- **DATASET EXTRACT**
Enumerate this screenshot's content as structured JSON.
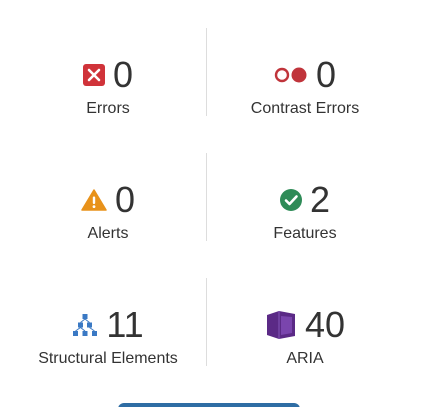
{
  "stats": [
    {
      "label": "Errors",
      "count": "0",
      "icon": "error-x-icon",
      "color": "#d0333a"
    },
    {
      "label": "Contrast Errors",
      "count": "0",
      "icon": "contrast-icon",
      "color": "#c0343b"
    },
    {
      "label": "Alerts",
      "count": "0",
      "icon": "alert-triangle-icon",
      "color": "#e8921a"
    },
    {
      "label": "Features",
      "count": "2",
      "icon": "check-circle-icon",
      "color": "#2e8b57"
    },
    {
      "label": "Structural Elements",
      "count": "11",
      "icon": "structure-icon",
      "color": "#3a79c4"
    },
    {
      "label": "ARIA",
      "count": "40",
      "icon": "aria-cube-icon",
      "color": "#5b2a86"
    }
  ]
}
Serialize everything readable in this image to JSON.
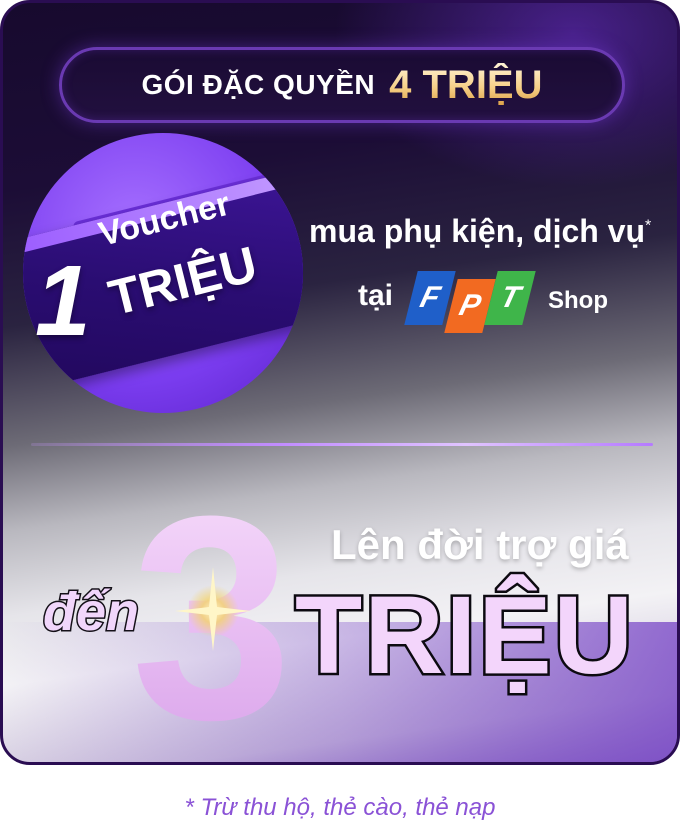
{
  "title": {
    "text": "GÓI ĐẶC QUYỀN",
    "amount": "4 TRIỆU"
  },
  "voucher": {
    "number": "1",
    "word": "Voucher",
    "unit": "TRIỆU"
  },
  "offer": {
    "line1": "mua phụ kiện, dịch vụ",
    "asterisk": "*",
    "at": "tại",
    "logo_letters": [
      "F",
      "P",
      "T"
    ],
    "shop": "Shop"
  },
  "subsidy": {
    "line": "Lên đời trợ giá",
    "prefix": "đến",
    "number": "3",
    "unit": "TRIỆU"
  },
  "footnote": "* Trừ thu hộ, thẻ cào, thẻ nạp",
  "colors": {
    "fpt_blue": "#1f5fc9",
    "fpt_orange": "#f26a21",
    "fpt_green": "#3fb54a",
    "accent_purple": "#7b3df0",
    "footnote_purple": "#8a52d6"
  }
}
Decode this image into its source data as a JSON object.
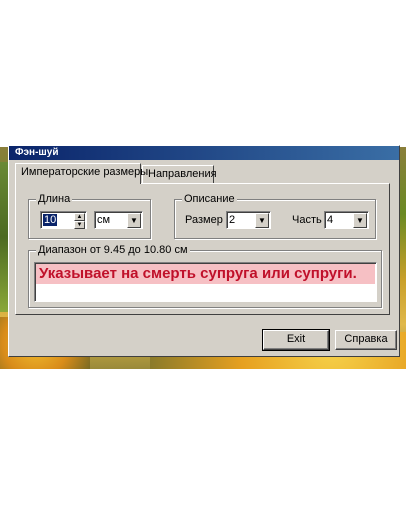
{
  "window": {
    "title": "Фэн-шуй"
  },
  "tabs": [
    {
      "label": "Императорские размеры",
      "active": true
    },
    {
      "label": "Направления",
      "active": false
    }
  ],
  "length_group": {
    "legend": "Длина",
    "value": "10",
    "unit": "см",
    "icons": {
      "spin_up": "spin-up-arrow",
      "spin_down": "spin-down-arrow",
      "dropdown": "dropdown-arrow"
    }
  },
  "description_group": {
    "legend": "Описание",
    "size_label": "Размер",
    "size_value": "2",
    "part_label": "Часть",
    "part_value": "4"
  },
  "range_group": {
    "legend": "Диапазон от 9.45 до 10.80 см",
    "message": "Указывает на смерть супруга или супруги.",
    "message_color": "#c0102a",
    "highlight_color": "#f6c0c4"
  },
  "buttons": {
    "exit": "Exit",
    "help": "Справка"
  }
}
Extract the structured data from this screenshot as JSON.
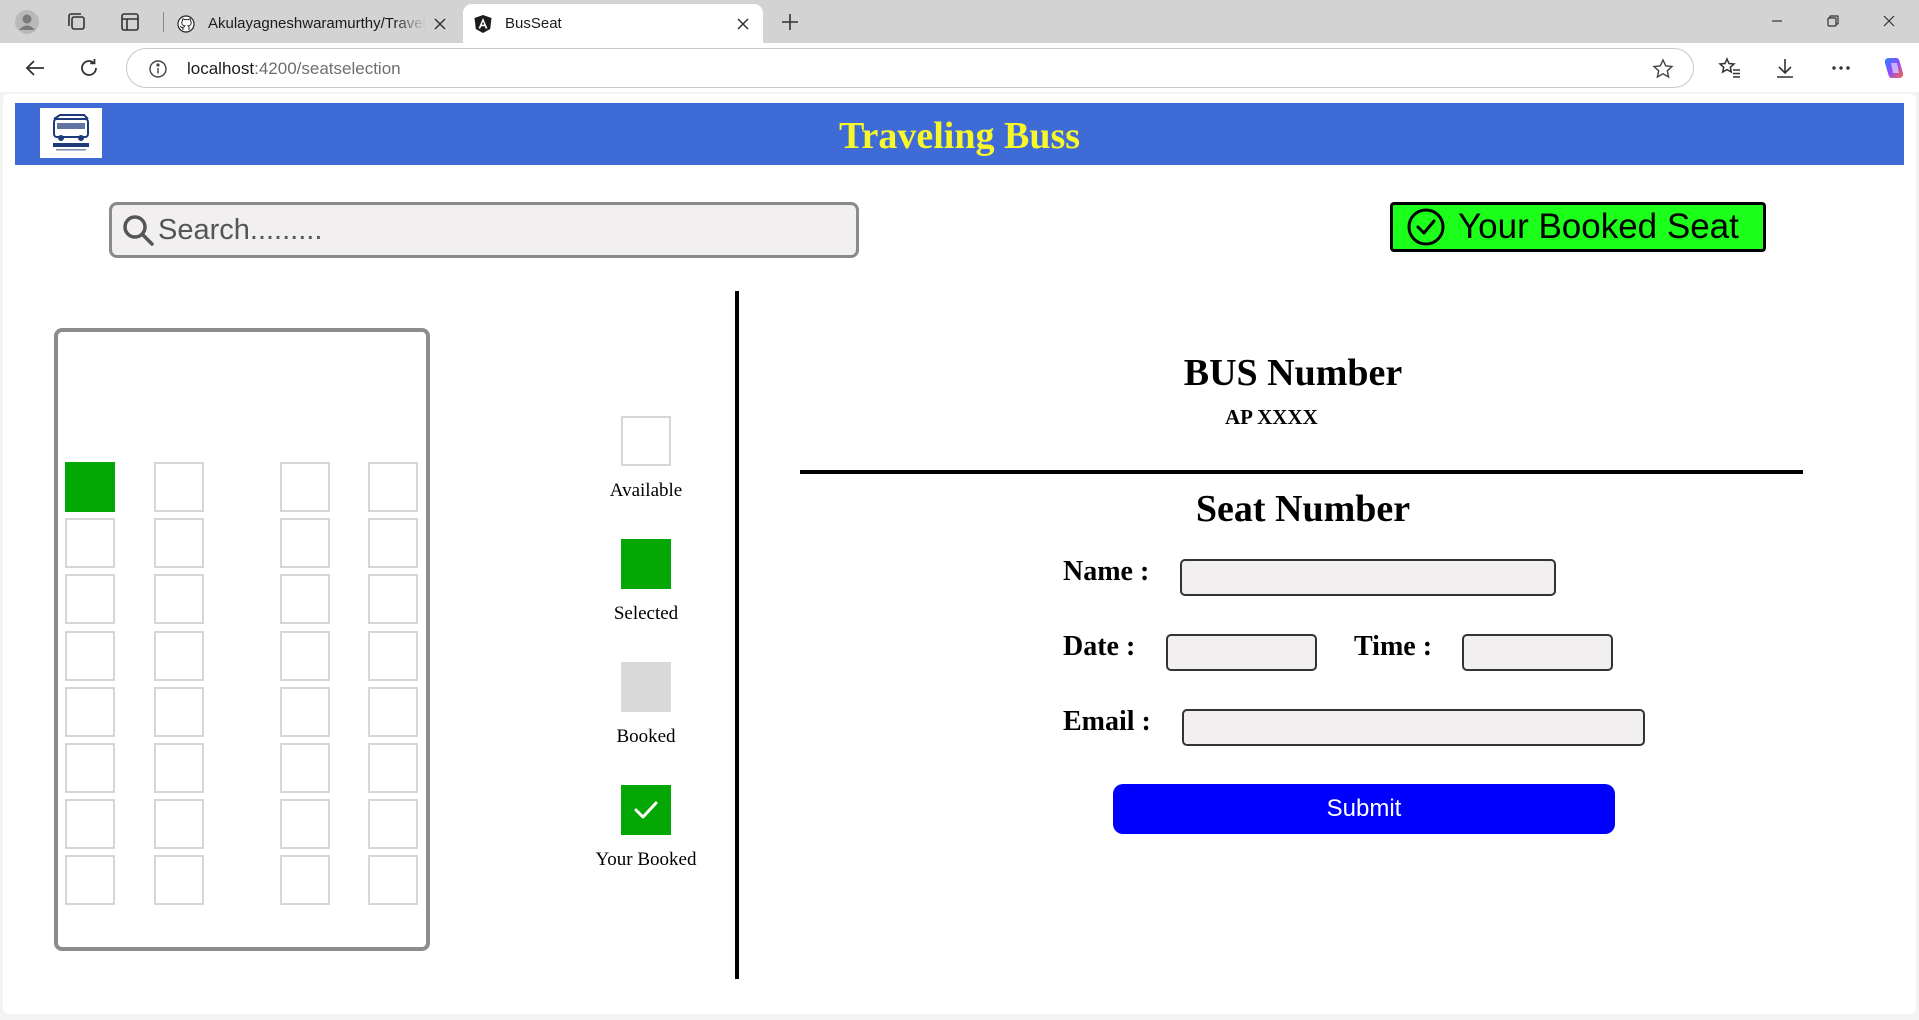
{
  "browser": {
    "tabs": [
      {
        "title": "Akulayagneshwaramurthy/Traveling-Bus",
        "favicon": "github-icon",
        "active": false
      },
      {
        "title": "BusSeat",
        "favicon": "angular-icon",
        "active": true
      }
    ],
    "url_host": "localhost",
    "url_path": ":4200/seatselection"
  },
  "header": {
    "title": "Traveling Buss",
    "background_color": "#3f6bd6",
    "title_color": "#f7f72a",
    "logo": "travel-bus-logo"
  },
  "search": {
    "placeholder": "Search........."
  },
  "booked_seat_button": {
    "label": "Your Booked Seat",
    "color": "#1bff1b"
  },
  "seat_map": {
    "rows": 8,
    "columns": 4,
    "selected_seats": [
      [
        0,
        0
      ]
    ]
  },
  "legend": [
    {
      "label": "Available",
      "state": "available"
    },
    {
      "label": "Selected",
      "state": "selected",
      "color": "#04a804"
    },
    {
      "label": "Booked",
      "state": "booked",
      "color": "#d9d9d9"
    },
    {
      "label": "Your Booked",
      "state": "your-booked",
      "color": "#04a804"
    }
  ],
  "bus_info": {
    "heading": "BUS Number",
    "number": "AP XXXX",
    "seat_heading": "Seat Number"
  },
  "form": {
    "name_label": "Name :",
    "name_value": "",
    "date_label": "Date :",
    "date_value": "",
    "time_label": "Time :",
    "time_value": "",
    "email_label": "Email :",
    "email_value": "",
    "submit_label": "Submit",
    "submit_color": "#0000ff"
  }
}
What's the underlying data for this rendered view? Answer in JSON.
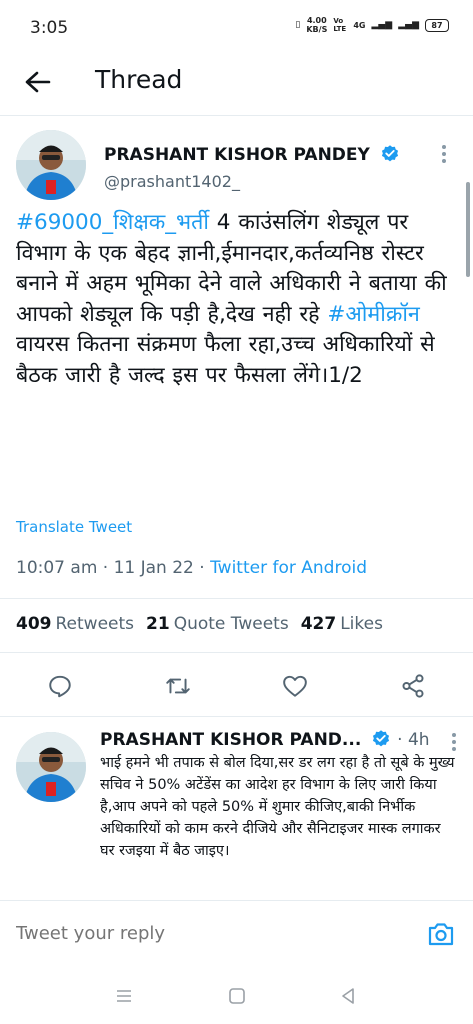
{
  "status": {
    "time": "3:05",
    "speed_value": "4.00",
    "speed_unit": "KB/S",
    "volte": "Vo LTE",
    "network": "4G",
    "battery": "87"
  },
  "header": {
    "title": "Thread"
  },
  "tweet": {
    "author_name": "PRASHANT KISHOR PANDEY",
    "handle": "@prashant1402_",
    "text_hashtag1": "#69000_शिक्षक_भर्ती",
    "text_part1": " 4 काउंसलिंग शेड्यूल पर विभाग के एक बेहद ज्ञानी,ईमानदार,कर्तव्यनिष्ठ रोस्टर बनाने में अहम भूमिका देने वाले अधिकारी ने बताया की आपको शेड्यूल कि पड़ी है,देख नही रहे ",
    "text_hashtag2": "#ओमीक्रॉन",
    "text_part2": " वायरस कितना संक्रमण फैला रहा,उच्च अधिकारियों से बैठक जारी है जल्द इस पर फैसला लेंगे।1/2",
    "translate_label": "Translate Tweet",
    "time": "10:07 am",
    "date": "11 Jan 22",
    "source": "Twitter for Android",
    "retweets_count": "409",
    "retweets_label": "Retweets",
    "quotes_count": "21",
    "quotes_label": "Quote Tweets",
    "likes_count": "427",
    "likes_label": "Likes"
  },
  "reply": {
    "author_name": "PRASHANT KISHOR PAND...",
    "time_ago": "4h",
    "text": "भाई हमने भी तपाक से बोल दिया,सर डर लग रहा है तो सूबे के मुख्य सचिव ने 50% अटेंडेंस का आदेश हर विभाग के लिए जारी किया है,आप अपने को पहले 50% में शुमार कीजिए,बाकी निर्भीक अधिकारियों को काम करने दीजिये और सैनिटाइजर मास्क लगाकर घर रजइया में बैठ जाइए।"
  },
  "composer": {
    "placeholder": "Tweet your reply"
  },
  "colors": {
    "accent": "#1d9bf0",
    "text": "#0f1419",
    "secondary": "#536471",
    "divider": "#e6ecf0"
  },
  "icons": [
    "back-arrow-icon",
    "verified-badge-icon",
    "more-vertical-icon",
    "reply-icon",
    "retweet-icon",
    "like-icon",
    "share-icon",
    "camera-icon",
    "menu-icon",
    "home-icon",
    "back-nav-icon"
  ]
}
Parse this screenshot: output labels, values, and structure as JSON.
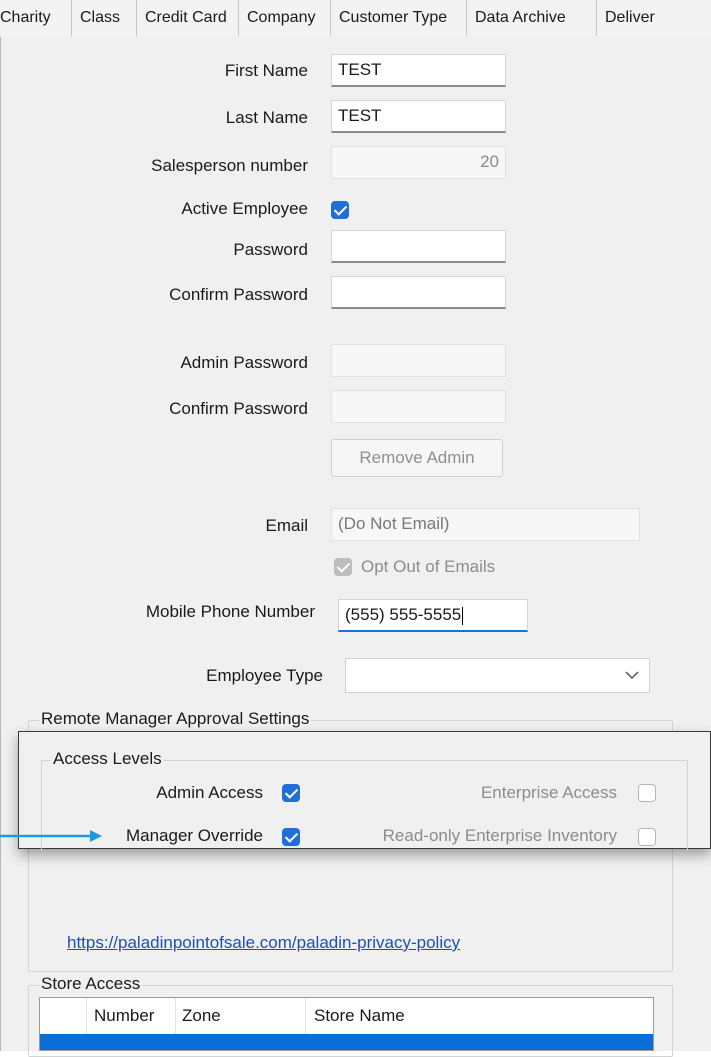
{
  "tabs": [
    "Charity",
    "Class",
    "Credit Card",
    "Company",
    "Customer Type",
    "Data Archive",
    "Deliver"
  ],
  "form": {
    "first_name_label": "First Name",
    "first_name_value": "TEST",
    "last_name_label": "Last Name",
    "last_name_value": "TEST",
    "salesperson_label": "Salesperson number",
    "salesperson_value": "20",
    "active_employee_label": "Active Employee",
    "password_label": "Password",
    "confirm_password_label": "Confirm Password",
    "admin_password_label": "Admin Password",
    "admin_confirm_password_label": "Confirm Password",
    "remove_admin_label": "Remove Admin",
    "email_label": "Email",
    "email_value": "(Do Not Email)",
    "opt_out_label": "Opt Out of Emails",
    "mobile_label": "Mobile Phone Number",
    "mobile_value": "(555) 555-5555",
    "employee_type_label": "Employee Type",
    "employee_type_value": ""
  },
  "remote_manager": {
    "title": "Remote Manager Approval Settings"
  },
  "access_levels": {
    "title": "Access Levels",
    "admin_access": "Admin Access",
    "manager_override": "Manager Override",
    "enterprise_access": "Enterprise Access",
    "readonly_enterprise": "Read-only Enterprise Inventory"
  },
  "privacy_link": "https://paladinpointofsale.com/paladin-privacy-policy",
  "store_access": {
    "title": "Store Access",
    "columns": [
      "Number",
      "Zone",
      "Store Name"
    ]
  },
  "colors": {
    "accent": "#1f6fd6",
    "arrow": "#1a9be0",
    "link": "#1d4fb8"
  }
}
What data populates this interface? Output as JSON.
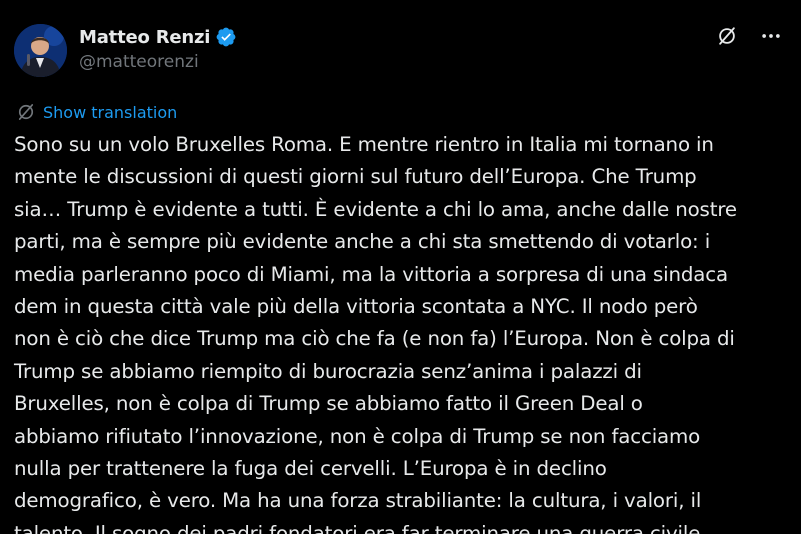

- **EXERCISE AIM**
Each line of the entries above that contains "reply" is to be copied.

- **OUTPUT FOR THIS EXERCISE**
  "reply": {
    "placeholder": "Tweet your reply"
    "reply-icon",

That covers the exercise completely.